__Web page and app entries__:
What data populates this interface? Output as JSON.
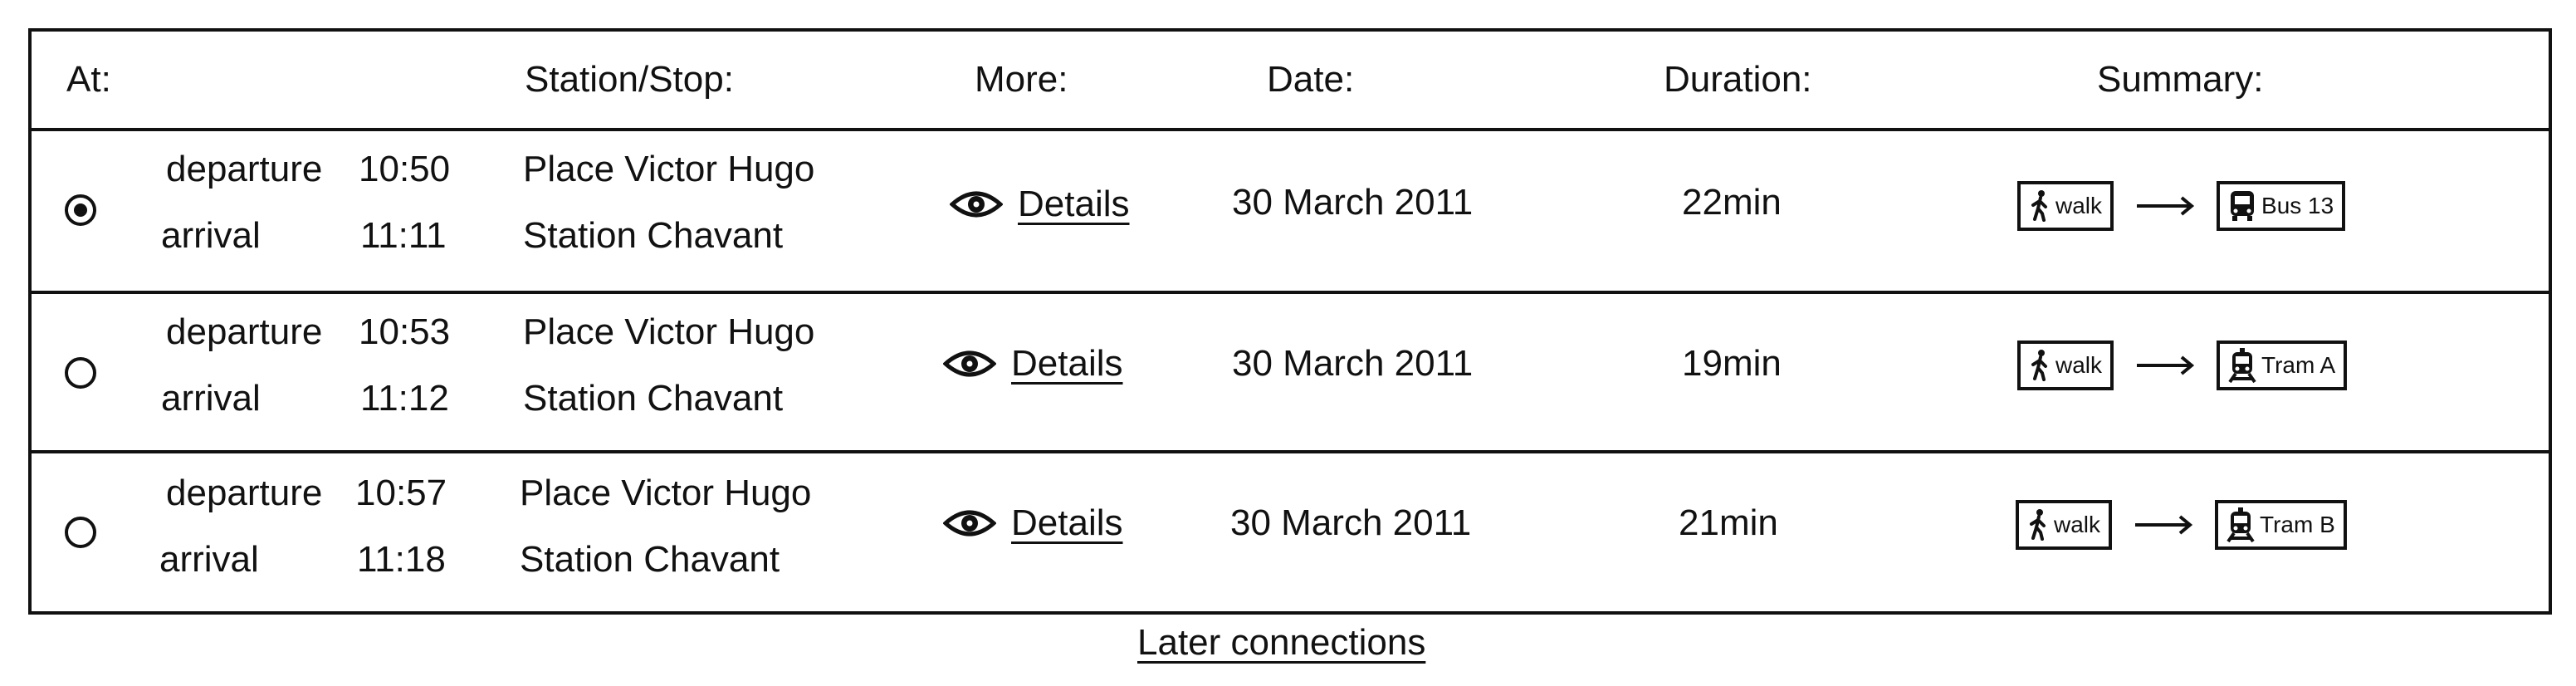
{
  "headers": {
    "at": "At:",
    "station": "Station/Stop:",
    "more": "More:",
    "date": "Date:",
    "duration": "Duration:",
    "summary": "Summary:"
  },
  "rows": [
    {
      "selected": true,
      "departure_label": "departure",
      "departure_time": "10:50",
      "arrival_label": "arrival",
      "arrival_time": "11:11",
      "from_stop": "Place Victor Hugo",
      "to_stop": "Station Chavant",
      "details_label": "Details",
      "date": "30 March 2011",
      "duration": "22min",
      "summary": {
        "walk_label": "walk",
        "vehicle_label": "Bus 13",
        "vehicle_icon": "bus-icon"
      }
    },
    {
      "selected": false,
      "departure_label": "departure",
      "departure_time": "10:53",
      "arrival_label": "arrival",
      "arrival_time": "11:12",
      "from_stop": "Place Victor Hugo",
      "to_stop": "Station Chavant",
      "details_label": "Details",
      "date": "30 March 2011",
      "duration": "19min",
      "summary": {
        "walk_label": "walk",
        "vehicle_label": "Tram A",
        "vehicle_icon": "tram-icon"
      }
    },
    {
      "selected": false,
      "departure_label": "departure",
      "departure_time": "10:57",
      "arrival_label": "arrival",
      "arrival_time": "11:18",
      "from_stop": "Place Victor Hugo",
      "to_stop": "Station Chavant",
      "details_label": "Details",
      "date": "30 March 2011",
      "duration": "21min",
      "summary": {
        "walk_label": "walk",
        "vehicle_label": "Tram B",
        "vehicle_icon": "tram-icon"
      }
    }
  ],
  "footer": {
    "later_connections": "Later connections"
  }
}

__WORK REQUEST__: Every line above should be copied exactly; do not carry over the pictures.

__YOUR SOLUTION__:
What data populates this interface? Output as JSON.
{
  "headers": {
    "at": "At:",
    "station": "Station/Stop:",
    "more": "More:",
    "date": "Date:",
    "duration": "Duration:",
    "summary": "Summary:"
  },
  "rows": [
    {
      "selected": true,
      "departure_label": "departure",
      "departure_time": "10:50",
      "arrival_label": "arrival",
      "arrival_time": "11:11",
      "from_stop": "Place Victor Hugo",
      "to_stop": "Station Chavant",
      "details_label": "Details",
      "date": "30 March 2011",
      "duration": "22min",
      "summary": {
        "walk_label": "walk",
        "vehicle_label": "Bus 13",
        "vehicle_icon": "bus-icon"
      }
    },
    {
      "selected": false,
      "departure_label": "departure",
      "departure_time": "10:53",
      "arrival_label": "arrival",
      "arrival_time": "11:12",
      "from_stop": "Place Victor Hugo",
      "to_stop": "Station Chavant",
      "details_label": "Details",
      "date": "30 March 2011",
      "duration": "19min",
      "summary": {
        "walk_label": "walk",
        "vehicle_label": "Tram A",
        "vehicle_icon": "tram-icon"
      }
    },
    {
      "selected": false,
      "departure_label": "departure",
      "departure_time": "10:57",
      "arrival_label": "arrival",
      "arrival_time": "11:18",
      "from_stop": "Place Victor Hugo",
      "to_stop": "Station Chavant",
      "details_label": "Details",
      "date": "30 March 2011",
      "duration": "21min",
      "summary": {
        "walk_label": "walk",
        "vehicle_label": "Tram B",
        "vehicle_icon": "tram-icon"
      }
    }
  ],
  "footer": {
    "later_connections": "Later connections"
  }
}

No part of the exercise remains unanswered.